- Unless you’ve been working with chocolate for a while and have developed a feel for the tempering process and can tell the chocolate’s temperature by touching it to your lower lip like a pro, it’s imperative that you use a thermometer to determine the temperature, as going a few degrees either way can ruin the temper.
- If at any stage you do make a mistake with the tempering process you can simply start again from the beginning. Or grab the bag of chocolate melts!
- Any chocolate left over after making your molded or dipped chocolate can be stored away in a cool place and then re-tempered before using again. There’s no need to ever waste good chocolate!
- The temperatures in my recipe are for semisweet chocolate. See above for the milk and white chocolate ranges.
Used in This Recipe:
- 10-Piece Mixing Bowl Set – I love having lots of different sized bowls for mise en place, or measuring out the ingredients ahead of time
- Digital Candy Thermometer – great tool to have for candy making and deep frying
- Le Creuset Medium Spatula – a terrific tool for scraping mixing bowls, plus it’s very heat resistant
Progressive Eats: Dishes Inspired by Movies or TV
Welcome to Progressive Eats, our virtual version of a Progressive Dinner Party. Our menu this month features dishes inspired by our favorite TV shows and movies! We’ve got a great mix from appetizers to desserts! Hosting this month is Coleen from The Redhead Baker.
If you’re unfamiliar with the concept, a progressive dinner involves going from house to house, enjoying a different course at each location.

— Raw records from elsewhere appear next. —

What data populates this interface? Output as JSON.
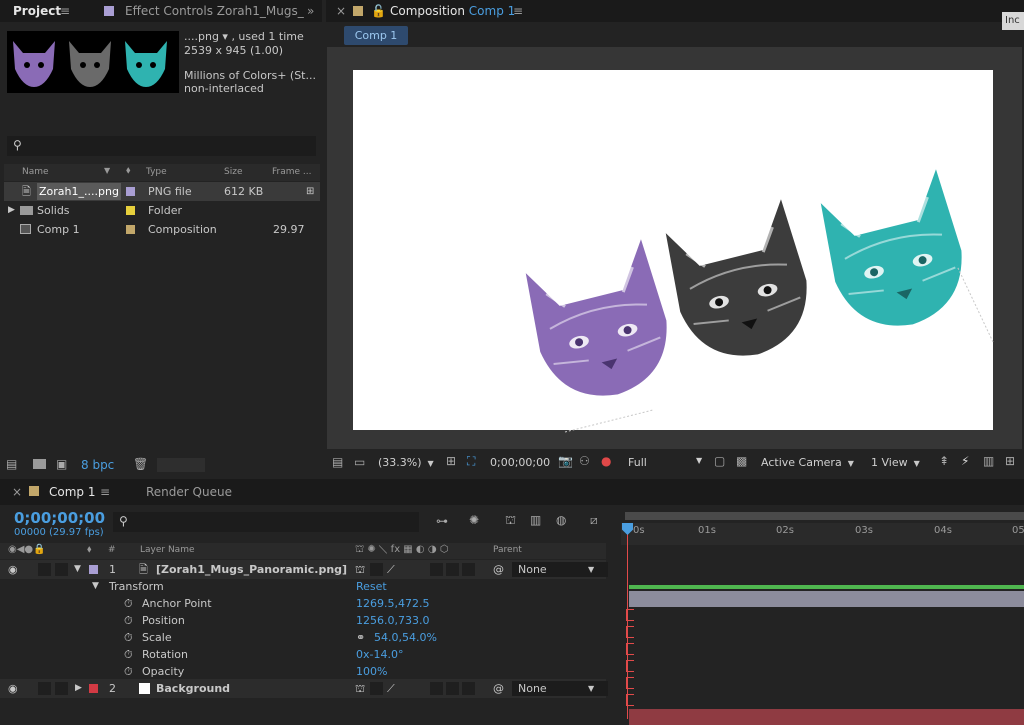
{
  "project": {
    "tab_project": "Project",
    "tab_effect_controls": "Effect Controls Zorah1_Mugs_",
    "info": {
      "name_line": "....png ▾ , used 1 time",
      "dims": "2539 x 945 (1.00)",
      "colors": "Millions of Colors+ (St...",
      "interlace": "non-interlaced"
    },
    "columns": {
      "name": "Name",
      "type": "Type",
      "size": "Size",
      "frame": "Frame ..."
    },
    "items": [
      {
        "name": "Zorah1_....png",
        "type": "PNG file",
        "size": "612 KB",
        "frame": "",
        "color": "#a99ed3"
      },
      {
        "name": "Solids",
        "type": "Folder",
        "size": "",
        "frame": "",
        "color": "#e6cf3c"
      },
      {
        "name": "Comp 1",
        "type": "Composition",
        "size": "",
        "frame": "29.97",
        "color": "#c2a76a"
      }
    ],
    "bpc": "8 bpc"
  },
  "composition": {
    "tab_label": "Composition",
    "tab_comp": "Comp 1",
    "subtab": "Comp 1",
    "corner_label": "Inc",
    "footer": {
      "zoom": "(33.3%)",
      "timecode": "0;00;00;00",
      "resolution": "Full",
      "camera": "Active Camera",
      "views": "1 View"
    }
  },
  "timeline": {
    "tab_comp": "Comp 1",
    "tab_render": "Render Queue",
    "timecode": "0;00;00;00",
    "fps": "00000 (29.97 fps)",
    "headers": {
      "num": "#",
      "layer_name": "Layer Name",
      "parent": "Parent"
    },
    "ruler_ticks": [
      "0s",
      "01s",
      "02s",
      "03s",
      "04s",
      "05"
    ],
    "layers": [
      {
        "num": "1",
        "name": "[Zorah1_Mugs_Panoramic.png]",
        "parent": "None",
        "color": "#a99ed3"
      },
      {
        "num": "2",
        "name": "Background",
        "parent": "None",
        "color": "#d23a44"
      }
    ],
    "transform": {
      "label": "Transform",
      "reset": "Reset",
      "properties": [
        {
          "name": "Anchor Point",
          "value": "1269.5,472.5"
        },
        {
          "name": "Position",
          "value": "1256.0,733.0"
        },
        {
          "name": "Scale",
          "value": "54.0,54.0%"
        },
        {
          "name": "Rotation",
          "value": "0x-14.0°"
        },
        {
          "name": "Opacity",
          "value": "100%"
        }
      ]
    }
  },
  "colors": {
    "accent_blue": "#4a9ee0",
    "purple_cat": "#8a6bb6",
    "gray_cat": "#3c3c3c",
    "teal_cat": "#2fb3b0"
  }
}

With Progressive Eats, a theme is chosen each month, members share recipes suitable for a delicious meal or party, and you can hop from blog to blog to check them out.
- Masala Omelette from “The Hundred Foot Journey” from Spice Roots

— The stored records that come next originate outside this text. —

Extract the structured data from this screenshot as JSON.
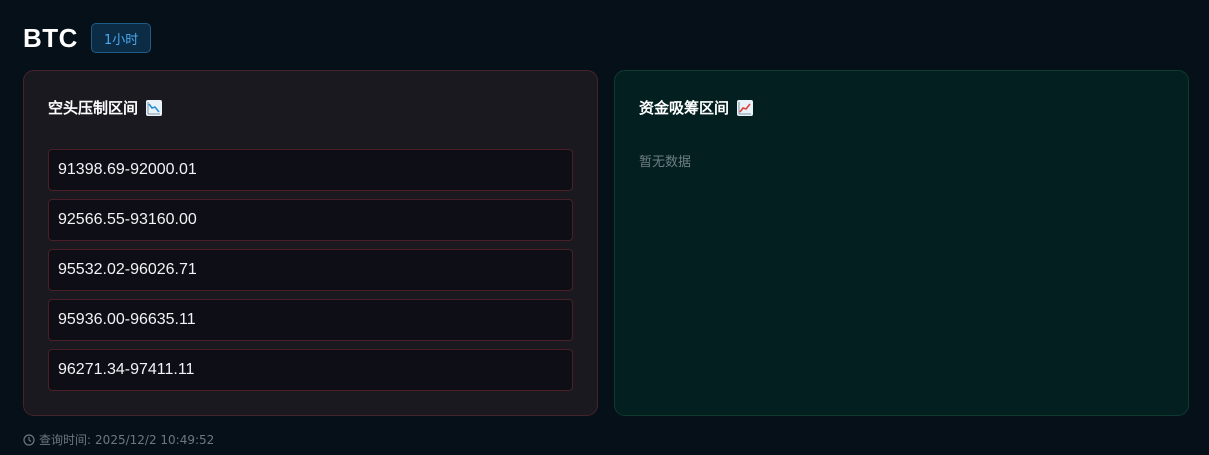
{
  "header": {
    "symbol": "BTC",
    "timeframe": "1小时"
  },
  "short_panel": {
    "title": "空头压制区间",
    "icon": "chart-decreasing-icon",
    "zones": [
      "91398.69-92000.01",
      "92566.55-93160.00",
      "95532.02-96026.71",
      "95936.00-96635.11",
      "96271.34-97411.11"
    ]
  },
  "accumulation_panel": {
    "title": "资金吸筹区间",
    "icon": "chart-increasing-icon",
    "empty_text": "暂无数据"
  },
  "footer": {
    "icon": "clock-icon",
    "label": "查询时间:",
    "timestamp": "2025/12/2 10:49:52"
  },
  "colors": {
    "background": "#061019",
    "short_border": "#47232c",
    "accumulation_bg": "#031f20",
    "badge_text": "#4aa8f0"
  }
}
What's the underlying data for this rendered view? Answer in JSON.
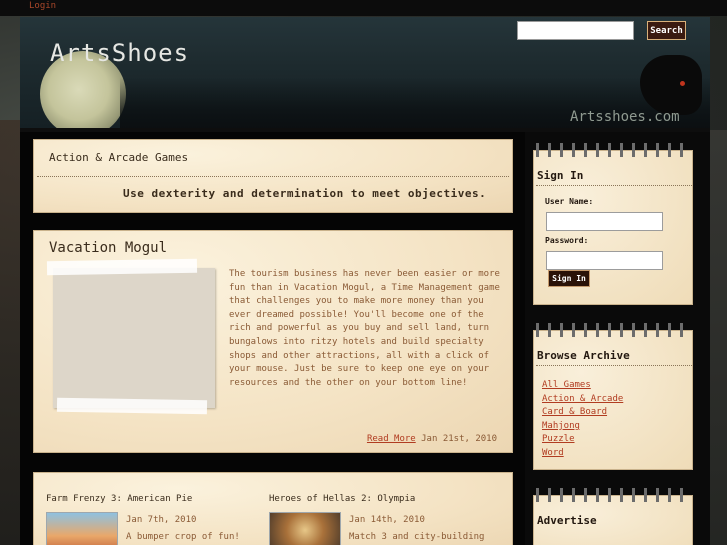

- Mexican Chicken Chile Soup (Gluten-Free) from “Tortilla Soup” from The Heritage Cook
- Double Polar Burgers with Everything from “Grease” from Pastry Chef Online
- Mrs. Patmore’s Calvados-Glazed Chicken from The Redhead Baker
- Retro Waldorf Salad for Mad Men Fans from Mother Would Know
- Chocolate Frangelico Truffles from Chocolat from That Skinny Chick Can Bake
- Minny’s Chocolate Chess Pie from “The Help” from Creative Culinary
Chocolate Frangelico Truffles
These homemade Chocolate Frangelico Truffles are a decadent confection that’s perfect for gifting.
- Prep Time: 1 hour
- Total Time: 1 hour
- Yield: 2 dozen 1x
- Category: Dessert, Candy
- 8 ounces semisweet chocolate, chopped
- 1/2 cup heavy cream
- 1 tablespoon Frangelico
For Tempered Chocolate:
- 8 ounces semisweet chocolate, finely chopped, divided (5+ ounces will be melted, a little less than 3 ounces will be for seeding)
To make ganache, place chopped chocolate in a heatproof bowl.
Heat heavy cream in the microwave (I use a Pyrex measuring cup) until hot and almost boiling. Add Frangelico and mix to combine.
To temper chocolate, place about ⅔ of the chocolate in a heatproof bowl (a little more than 5 ounces).
Place bowl over a saucepan of simmering water (make sure the bowl does not touch the water)
Using a rubber spatula, gently stir the chocolate so that it melts evenly.
Once it’s melted, keep an eye on the thermometer, as soon as it reaches 45°C / 113°F remove from heat.
Add small amounts of the remaining ⅓ un-melted chocolate (seeds) and stir in to melt.
Continue to add small additions of chocolate until you’ve brought the chocolate down to 27°C/80.6°F (You can bring the dark chocolate down to between 80°F and 82°F).
Put it back on the double boiler and bring the temperature back up until it reaches its working temperature of the chocolate 89.6°F.
The chocolate is now tempered and ready to use.
Dip your truffle balls into the tempered chocolate and place on a parchment lined sheet until the coating hardens.
If you don’t want to temper chocolate, you can use Ghirardelli chocolate melts to coat the truffles.
- Serving Size: 1 truffle
- Calories: 1294kcal
- Sugar: 125g
- Sodium: 48mg
- Fat: 90g
- Saturated Fat: 54g
- Trans Fat: 0
- Carbohydrates: 147g
- Fiber: 13g
- Protein: 11g
- Cholesterol: 82mg